Saturday, January 28, 2017
"Song for Randy Newman, Etc.," a kind of theme song for living). Phillips is the only constant across the years of the Chills and he has always been the chief songwriter. Sometimes I suspect the band name has something to do with the similarity with his last name. All songs on Silver Bullets are by him, as usual, and along with many other of these recent surprise returns (David Bowie and the Sonics come to mind right away, and even the Rolling Stones might be getting in on it now), the consistent high quality is the most pleasant part of the surprise. Phillips was still up to moderate rock 'n' roll heroics in Submarine Bells—he's the guitar player, after all—but he was already tending toward primacies of mood and atmosphere. Soft Bomb was more of that and Silver Bullets, even across a gap of over 20 years, is even more. The songs on Silver Bullets shimmer and glow, throwing up fragments of lyrics that clarify through repetition, yet remain stubbornly enigmatic: "warm waves," "silver bullets," "America says hello," "when the poor can reach the moon," "aurora corona," "tomboy," "molten gold." The song about the poor and the moon runs over eight minutes, which anyone would have to call long, with a kind of prog structure that shifts from theme to theme. Most of the songs are a little long (or short) for pure pop music, in other words, but then that's not exactly what Phillips is doing any more.
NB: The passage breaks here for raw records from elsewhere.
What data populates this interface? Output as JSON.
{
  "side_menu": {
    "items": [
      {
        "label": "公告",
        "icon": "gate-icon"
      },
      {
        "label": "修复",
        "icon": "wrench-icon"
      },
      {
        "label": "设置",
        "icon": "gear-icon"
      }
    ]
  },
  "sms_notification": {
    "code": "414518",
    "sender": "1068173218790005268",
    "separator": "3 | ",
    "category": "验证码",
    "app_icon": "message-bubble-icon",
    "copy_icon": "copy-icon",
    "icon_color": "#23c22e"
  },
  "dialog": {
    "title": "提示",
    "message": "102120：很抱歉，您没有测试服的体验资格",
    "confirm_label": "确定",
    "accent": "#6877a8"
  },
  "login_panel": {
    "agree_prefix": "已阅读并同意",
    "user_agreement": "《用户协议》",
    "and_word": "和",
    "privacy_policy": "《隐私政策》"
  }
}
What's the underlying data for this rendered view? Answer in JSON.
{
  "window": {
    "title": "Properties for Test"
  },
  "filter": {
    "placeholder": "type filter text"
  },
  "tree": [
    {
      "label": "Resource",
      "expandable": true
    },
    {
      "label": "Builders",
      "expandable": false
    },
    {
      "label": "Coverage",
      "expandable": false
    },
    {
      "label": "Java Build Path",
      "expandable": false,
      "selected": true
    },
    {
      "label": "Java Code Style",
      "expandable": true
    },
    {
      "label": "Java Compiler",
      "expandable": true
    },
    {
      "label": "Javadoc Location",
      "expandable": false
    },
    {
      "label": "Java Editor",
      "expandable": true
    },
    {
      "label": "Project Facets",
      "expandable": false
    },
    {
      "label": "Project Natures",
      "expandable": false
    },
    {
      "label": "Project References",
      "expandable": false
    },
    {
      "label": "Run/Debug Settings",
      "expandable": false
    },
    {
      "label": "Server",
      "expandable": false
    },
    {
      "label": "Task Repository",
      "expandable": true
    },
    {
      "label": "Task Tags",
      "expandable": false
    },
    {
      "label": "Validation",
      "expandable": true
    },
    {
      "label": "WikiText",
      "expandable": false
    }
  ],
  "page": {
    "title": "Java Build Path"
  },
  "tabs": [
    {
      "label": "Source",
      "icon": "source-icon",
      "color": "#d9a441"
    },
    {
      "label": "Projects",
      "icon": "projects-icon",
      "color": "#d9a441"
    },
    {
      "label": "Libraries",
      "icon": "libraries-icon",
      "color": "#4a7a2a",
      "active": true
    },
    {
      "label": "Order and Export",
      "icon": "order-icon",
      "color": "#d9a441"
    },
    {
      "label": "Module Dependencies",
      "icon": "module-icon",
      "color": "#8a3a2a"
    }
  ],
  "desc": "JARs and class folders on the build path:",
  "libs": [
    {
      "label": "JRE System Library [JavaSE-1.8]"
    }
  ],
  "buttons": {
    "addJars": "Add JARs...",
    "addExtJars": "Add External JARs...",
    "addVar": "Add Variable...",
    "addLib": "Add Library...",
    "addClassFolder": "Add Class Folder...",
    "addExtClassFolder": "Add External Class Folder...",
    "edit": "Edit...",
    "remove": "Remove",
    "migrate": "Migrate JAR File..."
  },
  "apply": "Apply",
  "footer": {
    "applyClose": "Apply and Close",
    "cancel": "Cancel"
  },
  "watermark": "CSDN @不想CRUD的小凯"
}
This is probably for fans only, but all fans will want to hear it.